How to complete this task:
The copy must match the data word for word and contain no pictures.

Working data:

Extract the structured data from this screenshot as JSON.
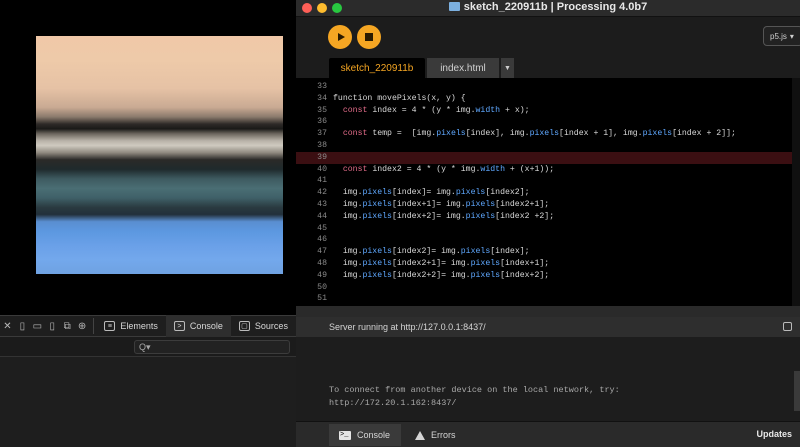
{
  "window": {
    "title": "sketch_220911b | Processing 4.0b7"
  },
  "toolbar": {
    "mode": "p5.js",
    "mode_arrow": "▾"
  },
  "tabs": {
    "sketch": "sketch_220911b",
    "index": "index.html",
    "menu": "▼"
  },
  "editor": {
    "highlight_line": 39,
    "lines": [
      {
        "n": "33",
        "segs": []
      },
      {
        "n": "34",
        "segs": [
          [
            "t",
            "function movePixels(x, y) {"
          ]
        ]
      },
      {
        "n": "35",
        "segs": [
          [
            "t",
            "  "
          ],
          [
            "k",
            "const"
          ],
          [
            "t",
            " index = 4 * (y * img."
          ],
          [
            "p",
            "width"
          ],
          [
            "t",
            " + x);"
          ]
        ]
      },
      {
        "n": "36",
        "segs": []
      },
      {
        "n": "37",
        "segs": [
          [
            "t",
            "  "
          ],
          [
            "k",
            "const"
          ],
          [
            "t",
            " temp =  [img."
          ],
          [
            "p",
            "pixels"
          ],
          [
            "t",
            "[index], img."
          ],
          [
            "p",
            "pixels"
          ],
          [
            "t",
            "[index + 1], img."
          ],
          [
            "p",
            "pixels"
          ],
          [
            "t",
            "[index + 2]];"
          ]
        ]
      },
      {
        "n": "38",
        "segs": []
      },
      {
        "n": "39",
        "segs": []
      },
      {
        "n": "40",
        "segs": [
          [
            "t",
            "  "
          ],
          [
            "k",
            "const"
          ],
          [
            "t",
            " index2 = 4 * (y * img."
          ],
          [
            "p",
            "width"
          ],
          [
            "t",
            " + (x+1));"
          ]
        ]
      },
      {
        "n": "41",
        "segs": []
      },
      {
        "n": "42",
        "segs": [
          [
            "t",
            "  img."
          ],
          [
            "p",
            "pixels"
          ],
          [
            "t",
            "[index]= img."
          ],
          [
            "p",
            "pixels"
          ],
          [
            "t",
            "[index2];"
          ]
        ]
      },
      {
        "n": "43",
        "segs": [
          [
            "t",
            "  img."
          ],
          [
            "p",
            "pixels"
          ],
          [
            "t",
            "[index+1]= img."
          ],
          [
            "p",
            "pixels"
          ],
          [
            "t",
            "[index2+1];"
          ]
        ]
      },
      {
        "n": "44",
        "segs": [
          [
            "t",
            "  img."
          ],
          [
            "p",
            "pixels"
          ],
          [
            "t",
            "[index+2]= img."
          ],
          [
            "p",
            "pixels"
          ],
          [
            "t",
            "[index2 +2];"
          ]
        ]
      },
      {
        "n": "45",
        "segs": []
      },
      {
        "n": "46",
        "segs": []
      },
      {
        "n": "47",
        "segs": [
          [
            "t",
            "  img."
          ],
          [
            "p",
            "pixels"
          ],
          [
            "t",
            "[index2]= img."
          ],
          [
            "p",
            "pixels"
          ],
          [
            "t",
            "[index];"
          ]
        ]
      },
      {
        "n": "48",
        "segs": [
          [
            "t",
            "  img."
          ],
          [
            "p",
            "pixels"
          ],
          [
            "t",
            "[index2+1]= img."
          ],
          [
            "p",
            "pixels"
          ],
          [
            "t",
            "[index+1];"
          ]
        ]
      },
      {
        "n": "49",
        "segs": [
          [
            "t",
            "  img."
          ],
          [
            "p",
            "pixels"
          ],
          [
            "t",
            "[index2+2]= img."
          ],
          [
            "p",
            "pixels"
          ],
          [
            "t",
            "[index+2];"
          ]
        ]
      },
      {
        "n": "50",
        "segs": []
      },
      {
        "n": "51",
        "segs": []
      }
    ]
  },
  "status": {
    "message": "Server running at http://127.0.0.1:8437/"
  },
  "console": {
    "line1": "To connect from another device on the local network, try:",
    "line2": "http://172.20.1.162:8437/"
  },
  "footer": {
    "console_tab": "Console",
    "errors_tab": "Errors",
    "updates": "Updates"
  },
  "devtools": {
    "tabs": [
      {
        "label": "Elements",
        "icon": "elements-icon"
      },
      {
        "label": "Console",
        "icon": "console-icon"
      },
      {
        "label": "Sources",
        "icon": "sources-icon"
      }
    ],
    "filter_icon": "Q▾"
  },
  "colors": {
    "accent": "#f5a623",
    "keyword": "#e36d8a",
    "property": "#5fa8ff",
    "highlight_line": "#3b0f12"
  }
}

Reply to the exercise:
Extract the structured data from this screenshot as JSON.
{
  "window": {
    "title": "sketch_220911b | Processing 4.0b7"
  },
  "toolbar": {
    "mode": "p5.js",
    "mode_arrow": "▾"
  },
  "tabs": {
    "sketch": "sketch_220911b",
    "index": "index.html",
    "menu": "▼"
  },
  "editor": {
    "highlight_line": 39,
    "lines": [
      {
        "n": "33",
        "segs": []
      },
      {
        "n": "34",
        "segs": [
          [
            "t",
            "function movePixels(x, y) {"
          ]
        ]
      },
      {
        "n": "35",
        "segs": [
          [
            "t",
            "  "
          ],
          [
            "k",
            "const"
          ],
          [
            "t",
            " index = 4 * (y * img."
          ],
          [
            "p",
            "width"
          ],
          [
            "t",
            " + x);"
          ]
        ]
      },
      {
        "n": "36",
        "segs": []
      },
      {
        "n": "37",
        "segs": [
          [
            "t",
            "  "
          ],
          [
            "k",
            "const"
          ],
          [
            "t",
            " temp =  [img."
          ],
          [
            "p",
            "pixels"
          ],
          [
            "t",
            "[index], img."
          ],
          [
            "p",
            "pixels"
          ],
          [
            "t",
            "[index + 1], img."
          ],
          [
            "p",
            "pixels"
          ],
          [
            "t",
            "[index + 2]];"
          ]
        ]
      },
      {
        "n": "38",
        "segs": []
      },
      {
        "n": "39",
        "segs": []
      },
      {
        "n": "40",
        "segs": [
          [
            "t",
            "  "
          ],
          [
            "k",
            "const"
          ],
          [
            "t",
            " index2 = 4 * (y * img."
          ],
          [
            "p",
            "width"
          ],
          [
            "t",
            " + (x+1));"
          ]
        ]
      },
      {
        "n": "41",
        "segs": []
      },
      {
        "n": "42",
        "segs": [
          [
            "t",
            "  img."
          ],
          [
            "p",
            "pixels"
          ],
          [
            "t",
            "[index]= img."
          ],
          [
            "p",
            "pixels"
          ],
          [
            "t",
            "[index2];"
          ]
        ]
      },
      {
        "n": "43",
        "segs": [
          [
            "t",
            "  img."
          ],
          [
            "p",
            "pixels"
          ],
          [
            "t",
            "[index+1]= img."
          ],
          [
            "p",
            "pixels"
          ],
          [
            "t",
            "[index2+1];"
          ]
        ]
      },
      {
        "n": "44",
        "segs": [
          [
            "t",
            "  img."
          ],
          [
            "p",
            "pixels"
          ],
          [
            "t",
            "[index+2]= img."
          ],
          [
            "p",
            "pixels"
          ],
          [
            "t",
            "[index2 +2];"
          ]
        ]
      },
      {
        "n": "45",
        "segs": []
      },
      {
        "n": "46",
        "segs": []
      },
      {
        "n": "47",
        "segs": [
          [
            "t",
            "  img."
          ],
          [
            "p",
            "pixels"
          ],
          [
            "t",
            "[index2]= img."
          ],
          [
            "p",
            "pixels"
          ],
          [
            "t",
            "[index];"
          ]
        ]
      },
      {
        "n": "48",
        "segs": [
          [
            "t",
            "  img."
          ],
          [
            "p",
            "pixels"
          ],
          [
            "t",
            "[index2+1]= img."
          ],
          [
            "p",
            "pixels"
          ],
          [
            "t",
            "[index+1];"
          ]
        ]
      },
      {
        "n": "49",
        "segs": [
          [
            "t",
            "  img."
          ],
          [
            "p",
            "pixels"
          ],
          [
            "t",
            "[index2+2]= img."
          ],
          [
            "p",
            "pixels"
          ],
          [
            "t",
            "[index+2];"
          ]
        ]
      },
      {
        "n": "50",
        "segs": []
      },
      {
        "n": "51",
        "segs": []
      }
    ]
  },
  "status": {
    "message": "Server running at http://127.0.0.1:8437/"
  },
  "console": {
    "line1": "To connect from another device on the local network, try:",
    "line2": "http://172.20.1.162:8437/"
  },
  "footer": {
    "console_tab": "Console",
    "errors_tab": "Errors",
    "updates": "Updates"
  },
  "devtools": {
    "tabs": [
      {
        "label": "Elements",
        "icon": "elements-icon"
      },
      {
        "label": "Console",
        "icon": "console-icon"
      },
      {
        "label": "Sources",
        "icon": "sources-icon"
      }
    ],
    "filter_icon": "Q▾"
  },
  "colors": {
    "accent": "#f5a623",
    "keyword": "#e36d8a",
    "property": "#5fa8ff",
    "highlight_line": "#3b0f12"
  }
}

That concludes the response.